EXERCISE: When a line of the records below contains the string "object", copy that whole line.

SOURCE MATERIAL:
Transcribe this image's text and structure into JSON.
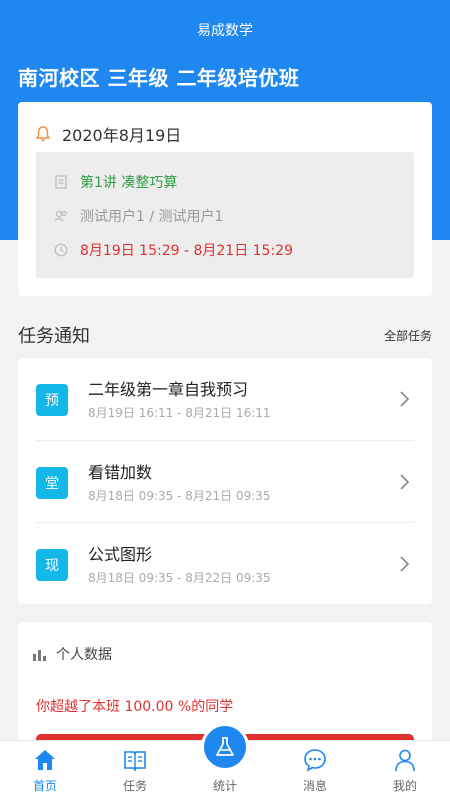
{
  "header": {
    "app_title": "易成数学",
    "class_title": "南河校区 三年级 二年级培优班"
  },
  "schedule": {
    "date": "2020年8月19日",
    "lesson_title": "第1讲 凑整巧算",
    "users": "测试用户1 / 测试用户1",
    "time_range": "8月19日 15:29 - 8月21日 15:29"
  },
  "tasks_section": {
    "title": "任务通知",
    "all_label": "全部任务",
    "items": [
      {
        "badge": "预",
        "name": "二年级第一章自我预习",
        "time": "8月19日 16:11 - 8月21日 16:11"
      },
      {
        "badge": "堂",
        "name": "看错加数",
        "time": "8月18日 09:35 - 8月21日 09:35"
      },
      {
        "badge": "现",
        "name": "公式图形",
        "time": "8月18日 09:35 - 8月22日 09:35"
      }
    ]
  },
  "stats": {
    "title": "个人数据",
    "summary": "你超越了本班 100.00 %的同学"
  },
  "tabbar": {
    "tabs": [
      {
        "label": "首页"
      },
      {
        "label": "任务"
      },
      {
        "label": "统计"
      },
      {
        "label": "消息"
      },
      {
        "label": "我的"
      }
    ]
  },
  "colors": {
    "primary": "#1e87f0",
    "badge": "#14b8e8",
    "success": "#2f9e44",
    "danger": "#e03131"
  }
}
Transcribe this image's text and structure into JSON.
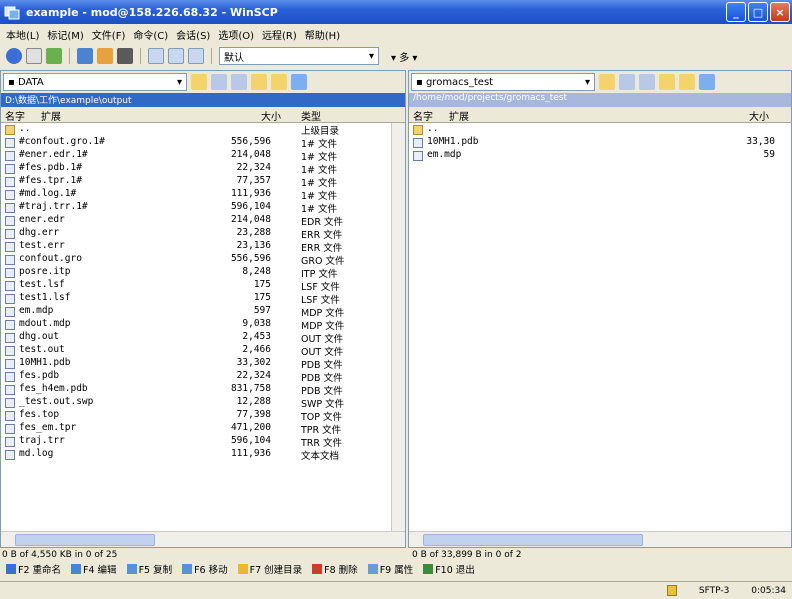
{
  "window": {
    "title": "example - mod@158.226.68.32 - WinSCP",
    "controls": [
      "_",
      "□",
      "×"
    ]
  },
  "menu": [
    "本地(L)",
    "标记(M)",
    "文件(F)",
    "命令(C)",
    "会话(S)",
    "选项(O)",
    "远程(R)",
    "帮助(H)"
  ],
  "toolbar": {
    "profile": "默认",
    "extra": "▾ 多 ▾"
  },
  "left": {
    "drive": "▪ DATA",
    "path": "D:\\数据\\工作\\example\\output",
    "columns": {
      "name": "名字",
      "ext": "扩展",
      "size": "大小",
      "type": "类型"
    },
    "files": [
      {
        "name": "..",
        "size": "",
        "type": "上级目录",
        "kind": "up"
      },
      {
        "name": "#confout.gro.1#",
        "size": "556,596",
        "type": "1# 文件"
      },
      {
        "name": "#ener.edr.1#",
        "size": "214,048",
        "type": "1# 文件"
      },
      {
        "name": "#fes.pdb.1#",
        "size": "22,324",
        "type": "1# 文件"
      },
      {
        "name": "#fes.tpr.1#",
        "size": "77,357",
        "type": "1# 文件"
      },
      {
        "name": "#md.log.1#",
        "size": "111,936",
        "type": "1# 文件"
      },
      {
        "name": "#traj.trr.1#",
        "size": "596,104",
        "type": "1# 文件"
      },
      {
        "name": "ener.edr",
        "size": "214,048",
        "type": "EDR 文件"
      },
      {
        "name": "dhg.err",
        "size": "23,288",
        "type": "ERR 文件"
      },
      {
        "name": "test.err",
        "size": "23,136",
        "type": "ERR 文件"
      },
      {
        "name": "confout.gro",
        "size": "556,596",
        "type": "GRO 文件"
      },
      {
        "name": "posre.itp",
        "size": "8,248",
        "type": "ITP 文件"
      },
      {
        "name": "test.lsf",
        "size": "175",
        "type": "LSF 文件"
      },
      {
        "name": "test1.lsf",
        "size": "175",
        "type": "LSF 文件"
      },
      {
        "name": "em.mdp",
        "size": "597",
        "type": "MDP 文件"
      },
      {
        "name": "mdout.mdp",
        "size": "9,038",
        "type": "MDP 文件"
      },
      {
        "name": "dhg.out",
        "size": "2,453",
        "type": "OUT 文件"
      },
      {
        "name": "test.out",
        "size": "2,466",
        "type": "OUT 文件"
      },
      {
        "name": "10MH1.pdb",
        "size": "33,302",
        "type": "PDB 文件"
      },
      {
        "name": "fes.pdb",
        "size": "22,324",
        "type": "PDB 文件"
      },
      {
        "name": "fes_h4em.pdb",
        "size": "831,758",
        "type": "PDB 文件"
      },
      {
        "name": "_test.out.swp",
        "size": "12,288",
        "type": "SWP 文件"
      },
      {
        "name": "fes.top",
        "size": "77,398",
        "type": "TOP 文件"
      },
      {
        "name": "fes_em.tpr",
        "size": "471,200",
        "type": "TPR 文件"
      },
      {
        "name": "traj.trr",
        "size": "596,104",
        "type": "TRR 文件"
      },
      {
        "name": "md.log",
        "size": "111,936",
        "type": "文本文档"
      }
    ],
    "status": "0 B of 4,550 KB in 0 of 25"
  },
  "right": {
    "drive": "▪ gromacs_test",
    "path": "/home/mod/projects/gromacs_test",
    "columns": {
      "name": "名字",
      "ext": "扩展",
      "size": "大小"
    },
    "files": [
      {
        "name": "..",
        "size": "",
        "kind": "up"
      },
      {
        "name": "10MH1.pdb",
        "size": "33,30"
      },
      {
        "name": "em.mdp",
        "size": "59"
      }
    ],
    "status": "0 B of 33,899 B in 0 of 2"
  },
  "commands": [
    {
      "label": "F2 重命名",
      "color": "#3a6fd8"
    },
    {
      "label": "F4 编辑",
      "color": "#4a84d0"
    },
    {
      "label": "F5 复制",
      "color": "#5a90d8"
    },
    {
      "label": "F6 移动",
      "color": "#5a90d8"
    },
    {
      "label": "F7 创建目录",
      "color": "#e8b830"
    },
    {
      "label": "F8 删除",
      "color": "#d03a2a"
    },
    {
      "label": "F9 属性",
      "color": "#6a9ad8"
    },
    {
      "label": "F10 退出",
      "color": "#3a8a3a"
    }
  ],
  "statusbar": {
    "protocol": "SFTP-3",
    "time": "0:05:34"
  }
}
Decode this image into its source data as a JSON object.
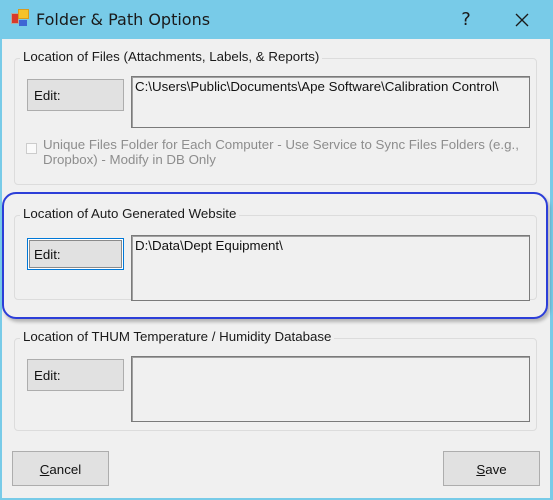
{
  "window": {
    "title": "Folder & Path Options",
    "help_label": "?",
    "close_icon": "close-x-icon",
    "app_icon": "folder-options-app-icon"
  },
  "groups": [
    {
      "label": "Location of Files (Attachments, Labels, & Reports)",
      "edit_label": "Edit:",
      "path": "C:\\Users\\Public\\Documents\\Ape Software\\Calibration Control\\",
      "checkbox": {
        "label": "Unique Files Folder for Each Computer - Use Service to Sync Files Folders (e.g., Dropbox) - Modify in DB Only",
        "checked": false,
        "enabled": false
      }
    },
    {
      "label": "Location of Auto Generated Website",
      "edit_label": "Edit:",
      "path": "D:\\Data\\Dept Equipment\\",
      "highlighted": true,
      "highlight_color": "#2c3ed8"
    },
    {
      "label": "Location of THUM Temperature / Humidity Database",
      "edit_label": "Edit:",
      "path": ""
    }
  ],
  "footer": {
    "cancel_mnemonic": "C",
    "cancel_rest": "ancel",
    "save_mnemonic": "S",
    "save_rest": "ave"
  },
  "colors": {
    "titlebar": "#78cbe8",
    "client": "#f0f0f0",
    "focus_border": "#0078d7"
  }
}
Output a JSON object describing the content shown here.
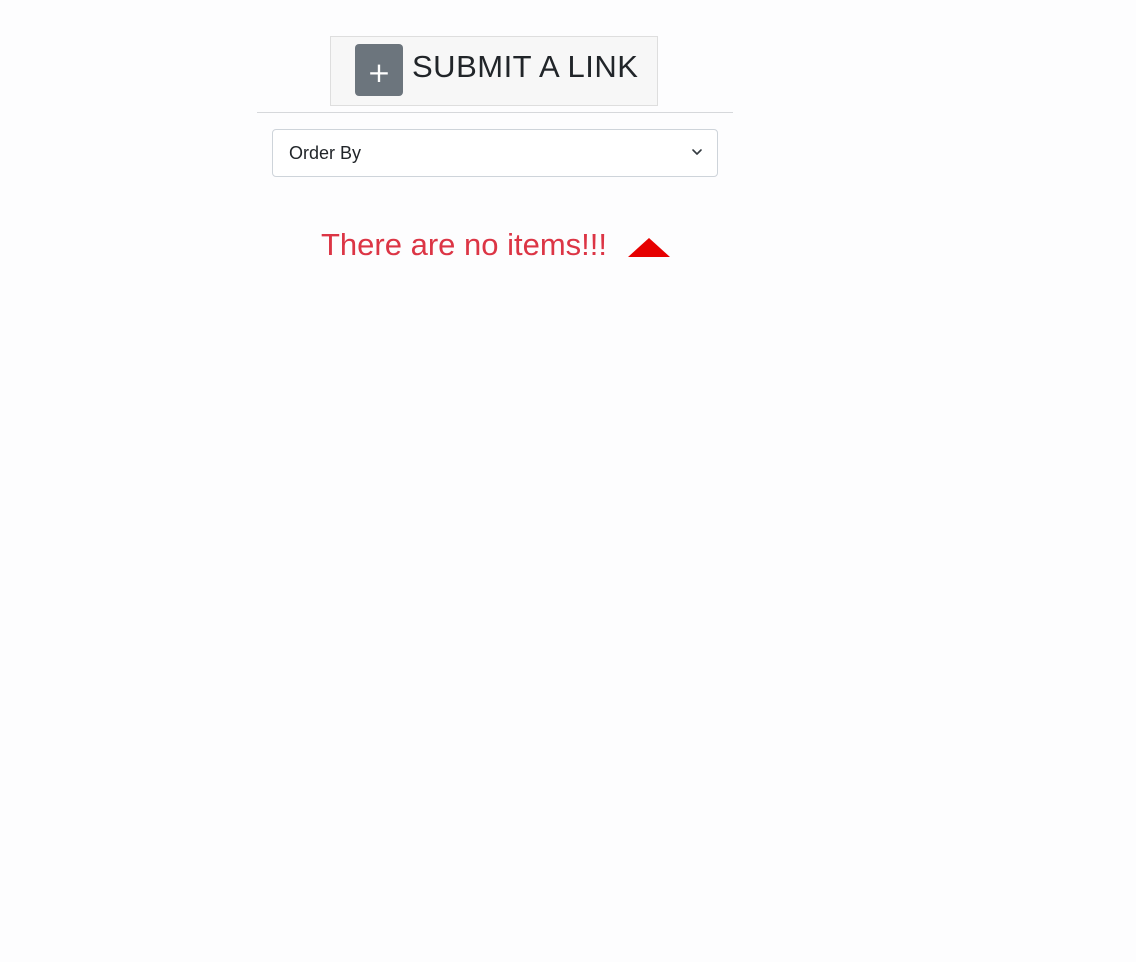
{
  "header": {
    "submit_icon": "plus-icon",
    "submit_plus_glyph": "+",
    "submit_label": "SUBMIT A LINK"
  },
  "order_select": {
    "selected": "Order By",
    "icon": "chevron-down-icon"
  },
  "empty_state": {
    "message": "There are no items!!!",
    "icon": "triangle-up-icon",
    "message_color": "#dc3545",
    "icon_color": "#e60000"
  },
  "colors": {
    "background": "#fdfdfe",
    "button_gray": "#6c757d",
    "text_dark": "#212529"
  }
}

RESULT:
Decode this image into its source data as a JSON object.
Output a JSON object describing the content shown here.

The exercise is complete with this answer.